Work through the records below and tally every line containing "JSON". Reply with the total alone.

Dataset content Start Marker

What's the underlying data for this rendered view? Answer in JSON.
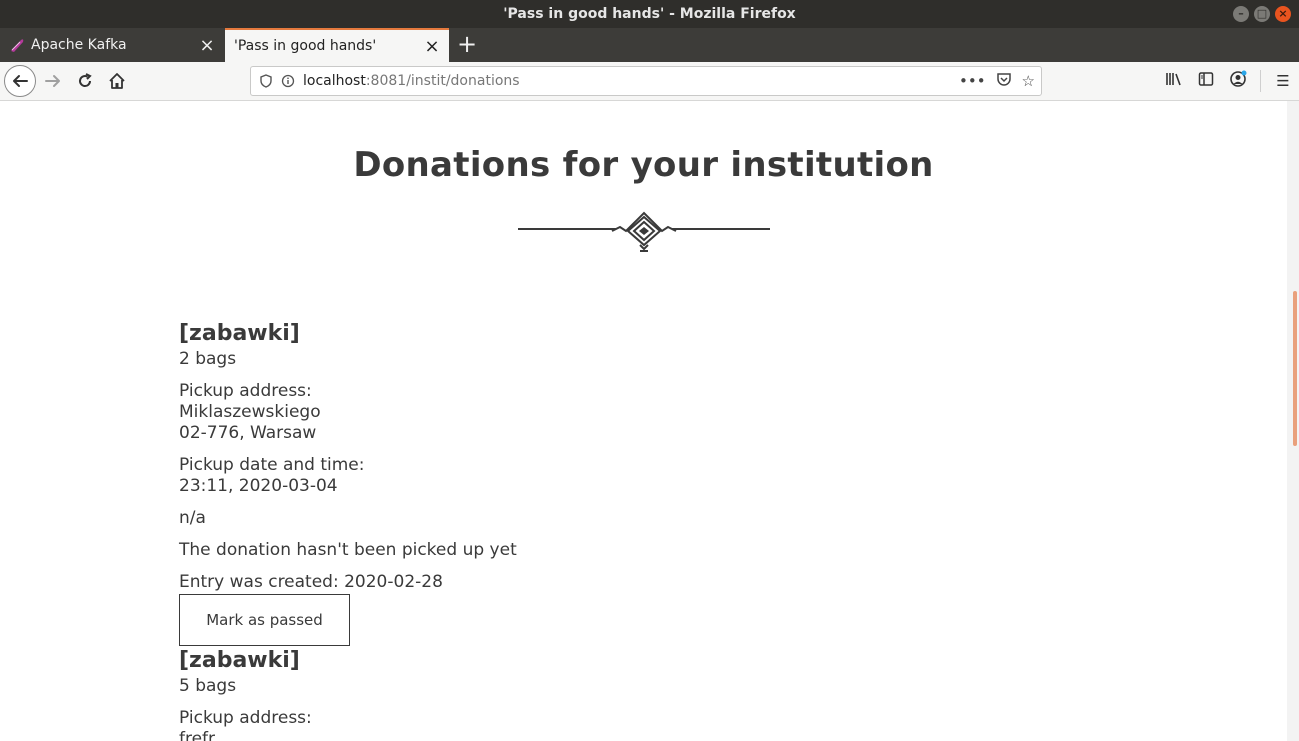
{
  "window": {
    "title": "'Pass in good hands' - Mozilla Firefox"
  },
  "tabs": [
    {
      "label": "Apache Kafka",
      "active": false
    },
    {
      "label": "'Pass in good hands'",
      "active": true
    }
  ],
  "urlbar": {
    "host": "localhost",
    "rest": ":8081/instit/donations"
  },
  "colors": {
    "active_tab_accent": "#e57a3e",
    "titlebar": "#2f2e2b",
    "text": "#3a3a3a"
  },
  "page": {
    "title": "Donations for your institution"
  },
  "donations": [
    {
      "category": "[zabawki]",
      "bags": "2 bags",
      "address_label": "Pickup address:",
      "street": "Miklaszewskiego",
      "city": "02-776, Warsaw",
      "date_label": "Pickup date and time:",
      "date": "23:11, 2020-03-04",
      "comment": "n/a",
      "status": "The donation hasn't been picked up yet",
      "created": "Entry was created: 2020-02-28",
      "button": "Mark as passed"
    },
    {
      "category": "[zabawki]",
      "bags": "5 bags",
      "address_label": "Pickup address:",
      "street": "frefr"
    }
  ]
}
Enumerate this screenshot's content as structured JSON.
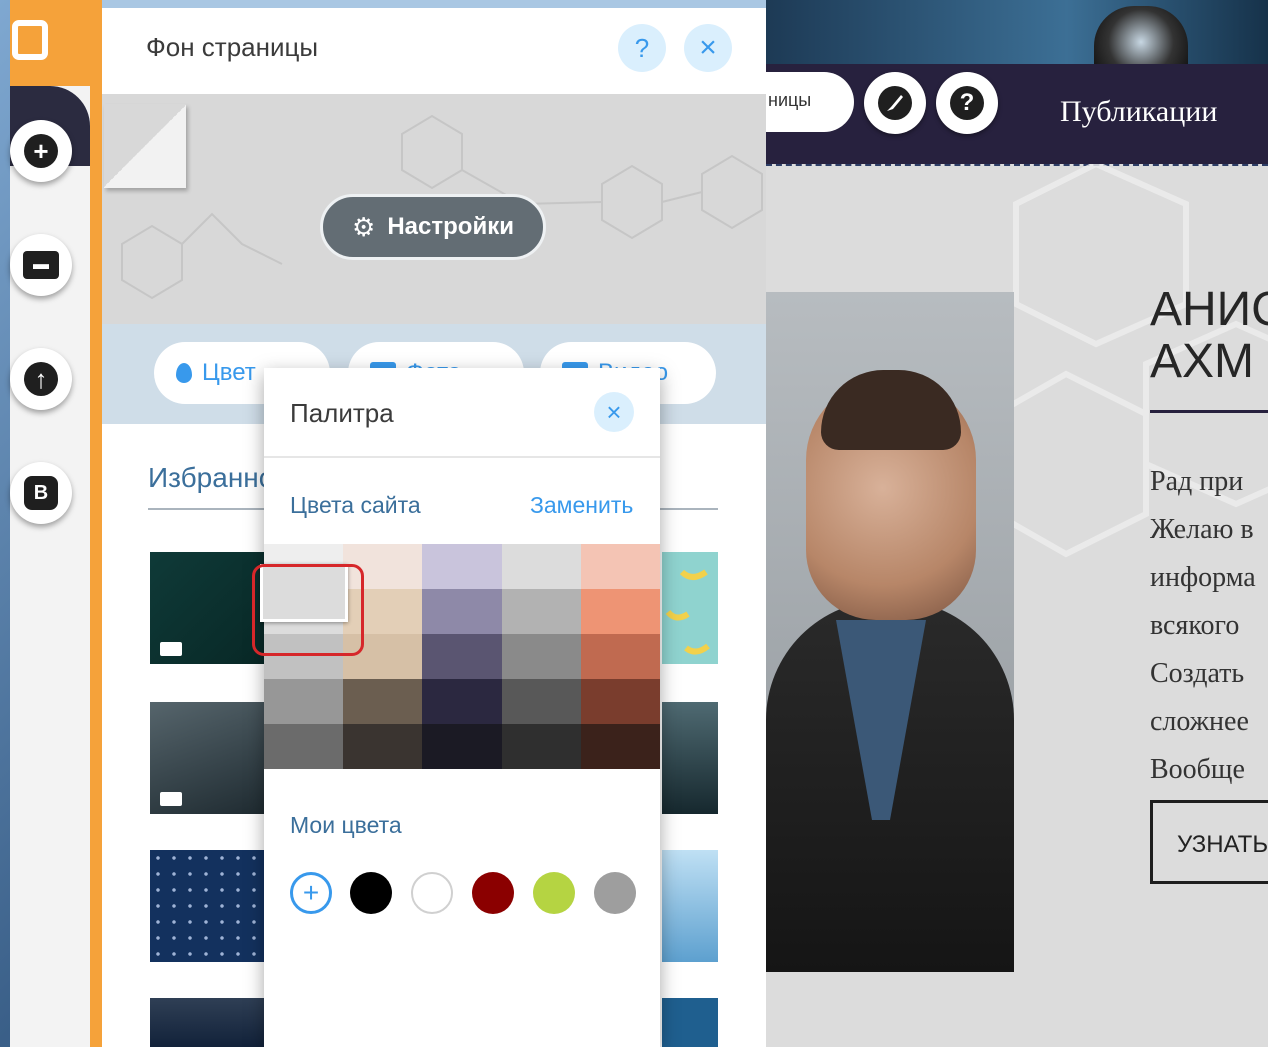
{
  "panel": {
    "title": "Фон страницы",
    "help_glyph": "?",
    "close_glyph": "×",
    "settings_label": "Настройки",
    "tabs": [
      {
        "label": "Цвет",
        "icon": "drop-icon"
      },
      {
        "label": "Фото",
        "icon": "image-icon"
      },
      {
        "label": "Видео",
        "icon": "video-icon"
      }
    ],
    "favorites_title": "Избранное"
  },
  "palette": {
    "title": "Палитра",
    "close_glyph": "×",
    "site_colors_label": "Цвета сайта",
    "replace_label": "Заменить",
    "swatches": [
      [
        "#eeeeee",
        "#f1e3dc",
        "#c9c4dc",
        "#dcdcdc",
        "#f4c4b4"
      ],
      [
        "#dcdcdc",
        "#e3cfb7",
        "#8e89a8",
        "#b2b2b2",
        "#ee9474"
      ],
      [
        "#c1c1c1",
        "#d6c0a6",
        "#5a5571",
        "#8a8a8a",
        "#c06a50"
      ],
      [
        "#979797",
        "#6b5e50",
        "#2b2840",
        "#585858",
        "#7a3d2d"
      ],
      [
        "#6b6b6b",
        "#3a3430",
        "#1b1a24",
        "#2f2f2f",
        "#3b221b"
      ]
    ],
    "selected_color": "#dcdcdc",
    "my_colors_label": "Мои цвета",
    "add_glyph": "+",
    "my_colors": [
      "#000000",
      "#ffffff",
      "#8b0000",
      "#b5d442",
      "#9e9e9e"
    ]
  },
  "toolbar": {
    "add_glyph": "+",
    "store_glyph": "▬",
    "upload_glyph": "↑",
    "blog_glyph": "B"
  },
  "site": {
    "pages_pill": "ницы",
    "help_glyph": "?",
    "nav_publications": "Публикации",
    "heading": "АНИС\nАХМ",
    "body_text": "Рад при\nЖелаю в\nинформа\nвсякого\nСоздать\nсложнее\nВообще",
    "learn_button": "УЗНАТЬ"
  },
  "colors": {
    "accent": "#3899ec",
    "orange": "#f5a23a",
    "nav_dark": "#27213e",
    "selection_red": "#d6272a"
  }
}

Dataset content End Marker

## Solution
2